How does one differentiate between the good and bad in this crowded IT services market? – This is a question which almost every services company asks and spends (or wasting!) millions of dollars on consultants and external agencies to find the right answers. Frankly speaking, so much has been said on this topic in various articles, blogs, talks etc. that I cannot pretend to give any special insights on this topic. However, I will try to discuss this in MindTree and more specifically in PES context, the unit where I belong to, and I will prove that the answer lies within the organization.
Generally, the Product Engineering Services business is a tough field to be in. It works on the lines that generally the OEMs and other product companies think of new product ideas, decide the characteristics and features, finalize the timelines and the budget, and then start scouting for partners to take up the part of the job. The services companies pitch in here to get their pie. These services companies compete on their capabilities, rates, prior records, delivery and quality standards. However, it eventually boils down to the employees’ profiles and companies play their card accordingly. As these profiles are generally sourced from the same market pool, all the services companies roughly end up with the same kind of people and none of them hold any competitive advantage. The result is that nobody is able to differentiate in this market and command any premium. How can this situation be changed?
If we go by standard management theories, organizations have three options to gain competitive advantage in a market – Cost Leadership, differentiation and focus strategy or a combination of them. Let’s discuss all these one by one and see which one fits best for MindTree PES business.

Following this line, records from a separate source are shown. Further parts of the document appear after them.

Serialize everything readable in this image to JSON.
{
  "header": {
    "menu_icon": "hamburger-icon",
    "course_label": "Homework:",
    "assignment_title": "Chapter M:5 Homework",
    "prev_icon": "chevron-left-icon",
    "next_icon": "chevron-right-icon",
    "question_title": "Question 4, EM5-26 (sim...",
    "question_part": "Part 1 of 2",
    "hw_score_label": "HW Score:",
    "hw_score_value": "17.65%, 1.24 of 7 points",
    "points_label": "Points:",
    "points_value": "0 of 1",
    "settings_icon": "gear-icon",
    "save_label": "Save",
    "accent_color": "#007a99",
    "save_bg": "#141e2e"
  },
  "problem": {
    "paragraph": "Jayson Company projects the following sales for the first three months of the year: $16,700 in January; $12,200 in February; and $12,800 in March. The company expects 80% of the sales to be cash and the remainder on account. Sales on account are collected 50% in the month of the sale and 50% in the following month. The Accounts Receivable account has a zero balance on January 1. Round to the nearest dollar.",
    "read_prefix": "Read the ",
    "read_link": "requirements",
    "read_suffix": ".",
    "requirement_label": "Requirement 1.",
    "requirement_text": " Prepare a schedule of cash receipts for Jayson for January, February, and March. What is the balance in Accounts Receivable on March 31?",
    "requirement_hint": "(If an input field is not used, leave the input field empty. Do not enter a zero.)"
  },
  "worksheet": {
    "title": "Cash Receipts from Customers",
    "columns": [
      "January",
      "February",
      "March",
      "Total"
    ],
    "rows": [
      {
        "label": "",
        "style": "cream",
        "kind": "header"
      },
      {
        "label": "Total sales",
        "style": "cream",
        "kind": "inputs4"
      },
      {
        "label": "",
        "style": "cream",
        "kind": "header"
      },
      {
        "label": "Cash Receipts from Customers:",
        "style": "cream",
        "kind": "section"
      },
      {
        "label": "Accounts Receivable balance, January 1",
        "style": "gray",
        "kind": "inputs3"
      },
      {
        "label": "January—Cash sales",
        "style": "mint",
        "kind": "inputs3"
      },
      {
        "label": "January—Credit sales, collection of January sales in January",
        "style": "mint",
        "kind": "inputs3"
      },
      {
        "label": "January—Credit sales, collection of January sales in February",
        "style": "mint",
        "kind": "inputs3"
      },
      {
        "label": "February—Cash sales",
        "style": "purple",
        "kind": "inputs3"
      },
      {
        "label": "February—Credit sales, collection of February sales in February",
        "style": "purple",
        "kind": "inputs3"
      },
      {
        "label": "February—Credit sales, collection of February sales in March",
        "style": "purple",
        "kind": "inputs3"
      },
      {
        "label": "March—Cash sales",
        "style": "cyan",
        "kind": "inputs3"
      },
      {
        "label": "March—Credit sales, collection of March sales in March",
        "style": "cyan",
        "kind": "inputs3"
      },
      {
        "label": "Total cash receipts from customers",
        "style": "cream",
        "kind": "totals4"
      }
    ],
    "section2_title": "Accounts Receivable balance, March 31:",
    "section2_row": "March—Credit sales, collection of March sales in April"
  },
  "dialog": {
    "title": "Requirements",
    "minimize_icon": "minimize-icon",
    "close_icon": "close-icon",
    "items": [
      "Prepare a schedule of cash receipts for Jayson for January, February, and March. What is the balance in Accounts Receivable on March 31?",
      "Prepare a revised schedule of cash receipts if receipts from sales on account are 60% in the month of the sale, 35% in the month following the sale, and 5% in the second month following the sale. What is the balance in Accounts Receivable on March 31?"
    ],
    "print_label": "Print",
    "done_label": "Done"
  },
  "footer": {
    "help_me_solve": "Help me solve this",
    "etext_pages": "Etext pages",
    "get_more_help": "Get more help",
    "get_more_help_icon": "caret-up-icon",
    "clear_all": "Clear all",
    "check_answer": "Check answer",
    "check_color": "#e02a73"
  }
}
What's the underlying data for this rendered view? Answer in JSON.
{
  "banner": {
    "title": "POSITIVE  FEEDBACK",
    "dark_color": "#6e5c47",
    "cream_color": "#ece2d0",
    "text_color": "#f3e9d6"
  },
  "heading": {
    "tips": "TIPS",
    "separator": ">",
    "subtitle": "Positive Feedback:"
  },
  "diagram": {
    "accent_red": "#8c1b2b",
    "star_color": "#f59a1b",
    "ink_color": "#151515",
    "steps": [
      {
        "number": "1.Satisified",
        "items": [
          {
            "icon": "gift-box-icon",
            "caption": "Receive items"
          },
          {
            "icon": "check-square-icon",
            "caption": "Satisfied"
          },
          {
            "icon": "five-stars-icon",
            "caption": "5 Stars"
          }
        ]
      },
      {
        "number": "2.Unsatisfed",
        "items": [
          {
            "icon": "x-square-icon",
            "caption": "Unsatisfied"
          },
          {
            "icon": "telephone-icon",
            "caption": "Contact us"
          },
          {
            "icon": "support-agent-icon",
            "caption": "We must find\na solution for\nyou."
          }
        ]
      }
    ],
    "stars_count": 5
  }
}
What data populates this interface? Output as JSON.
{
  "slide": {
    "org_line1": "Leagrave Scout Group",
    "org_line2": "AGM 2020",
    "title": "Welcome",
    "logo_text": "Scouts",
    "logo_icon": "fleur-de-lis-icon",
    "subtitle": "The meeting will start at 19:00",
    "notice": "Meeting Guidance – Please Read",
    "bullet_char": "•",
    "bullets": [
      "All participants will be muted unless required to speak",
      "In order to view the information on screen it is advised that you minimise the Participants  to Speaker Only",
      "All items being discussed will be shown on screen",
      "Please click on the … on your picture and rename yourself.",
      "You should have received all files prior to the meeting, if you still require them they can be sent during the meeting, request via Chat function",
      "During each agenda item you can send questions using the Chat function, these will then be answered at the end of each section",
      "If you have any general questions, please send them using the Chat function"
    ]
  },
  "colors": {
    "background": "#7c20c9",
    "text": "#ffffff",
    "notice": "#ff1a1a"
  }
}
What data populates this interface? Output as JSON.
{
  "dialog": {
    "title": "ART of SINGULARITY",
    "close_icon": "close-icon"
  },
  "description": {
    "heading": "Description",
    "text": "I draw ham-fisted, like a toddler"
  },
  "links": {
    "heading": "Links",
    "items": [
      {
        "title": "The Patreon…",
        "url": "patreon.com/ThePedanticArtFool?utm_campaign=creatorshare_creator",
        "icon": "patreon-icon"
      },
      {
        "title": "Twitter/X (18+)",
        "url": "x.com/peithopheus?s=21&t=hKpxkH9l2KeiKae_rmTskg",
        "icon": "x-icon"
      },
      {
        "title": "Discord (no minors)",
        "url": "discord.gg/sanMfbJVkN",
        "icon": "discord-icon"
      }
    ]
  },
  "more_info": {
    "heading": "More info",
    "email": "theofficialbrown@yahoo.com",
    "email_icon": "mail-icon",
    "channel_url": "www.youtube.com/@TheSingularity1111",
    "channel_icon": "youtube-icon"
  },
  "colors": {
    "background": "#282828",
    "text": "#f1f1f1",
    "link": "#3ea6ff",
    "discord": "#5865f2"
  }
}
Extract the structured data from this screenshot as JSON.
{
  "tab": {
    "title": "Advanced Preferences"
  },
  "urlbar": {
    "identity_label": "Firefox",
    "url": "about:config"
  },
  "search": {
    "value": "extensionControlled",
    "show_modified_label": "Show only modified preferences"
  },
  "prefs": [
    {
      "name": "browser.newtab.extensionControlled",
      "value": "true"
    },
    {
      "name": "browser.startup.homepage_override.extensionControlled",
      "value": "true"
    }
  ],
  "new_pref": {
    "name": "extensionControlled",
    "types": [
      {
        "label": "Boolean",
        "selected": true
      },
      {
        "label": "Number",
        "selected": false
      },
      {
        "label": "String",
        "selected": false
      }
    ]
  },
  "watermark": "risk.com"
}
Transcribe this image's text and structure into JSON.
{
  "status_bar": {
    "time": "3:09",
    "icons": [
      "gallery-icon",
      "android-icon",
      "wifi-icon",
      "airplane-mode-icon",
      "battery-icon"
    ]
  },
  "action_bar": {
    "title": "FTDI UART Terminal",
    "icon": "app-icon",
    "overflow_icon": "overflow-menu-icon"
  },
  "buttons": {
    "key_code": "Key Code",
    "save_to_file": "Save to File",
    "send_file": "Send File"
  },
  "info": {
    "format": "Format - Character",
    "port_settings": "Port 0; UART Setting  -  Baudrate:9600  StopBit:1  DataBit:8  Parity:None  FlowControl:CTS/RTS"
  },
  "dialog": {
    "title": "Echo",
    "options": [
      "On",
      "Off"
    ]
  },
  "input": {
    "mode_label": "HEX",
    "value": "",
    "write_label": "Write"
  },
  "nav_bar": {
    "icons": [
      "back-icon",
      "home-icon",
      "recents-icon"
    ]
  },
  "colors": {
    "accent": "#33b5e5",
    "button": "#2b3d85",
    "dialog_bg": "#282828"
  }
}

Cost leadership strategy is simply where you try to be the lowest producer of products and services and all attempts are made to undercut the competitors. We all understand that adopting this strategy at this stage of MindTree is not going to have the desired results due to the brand personality we have built over the last 12 years. MindTree has always been the “company with a difference” and trying to play the cost game might reduce our quality and dilute the brand image. Moreover, following this strategy is often a self destructive one. Companies often end up losing their market share and revenues if the strategy is adopted at a wrong time in their lifespan. The clear examples are airlines and telecom industries where service providers are struggling to adopt the low cost model because of their existing business practices which are not aligned to low cost leadership model. Exceptions are Indigo and Southwest Airlines which are doing fairly well due to clever adoption of this strategy at the right stage.
The second option – differentiation is the most abused word in both corridor talks and board room meetings. People talk about the need to differentiate without having any solutions on how to do it. It’s partially due to the fact that as all companies compete with the same talent pool, it’s not easy to differentiate. Customers see some differentiating value only when they see something very unique in a services company. It can be in the form of thought leadership, business insights, solutions, frameworks, etc. We often tend to confuse differentiation with some form of ready to show solutions, which is only partially correct. Anything which shows your understanding of the customer’s products and markets and can help them in generating extra revenues can be a differentiating point. Also your quality and delivery practices, IP protection policies, people management practices and composition of your work force can give companies an edge.
The last option – focus strategy is where you pick certain market segments and try to serve (and serve well!) those segments only. This is more suitable for start-ups and small businesses and might not be very useful when you are trying to expand, as MindTree is doing.
Now let’s try to apply all three of them in the MindTree context. Cost leadership is immediately ruled out. Although we always try to be cost competitive, yet to maintain our excellent delivery track record, we might not be the lowest producer at all occasions. Differentiation seems to be a good option but cannot be applied to all of the segments where MindTree operates. So the best option seems to be having a combination strategy of differentiation plus focus. We have to pick five areas, where we see potential for this decade, and try to build differentiators in these areas(we need to have a MindTree 2020 Vision). This is going to be a long term process and it might not be possible for just one or two persons to come up with the list of these five years and which differentiators to build in those areas. But I am pretty sure that enough intelligence lies in MindTree and if it is done through a collaborative process, we will find the answers and we have to. Thankfully, we have realized this and working hard in this direction.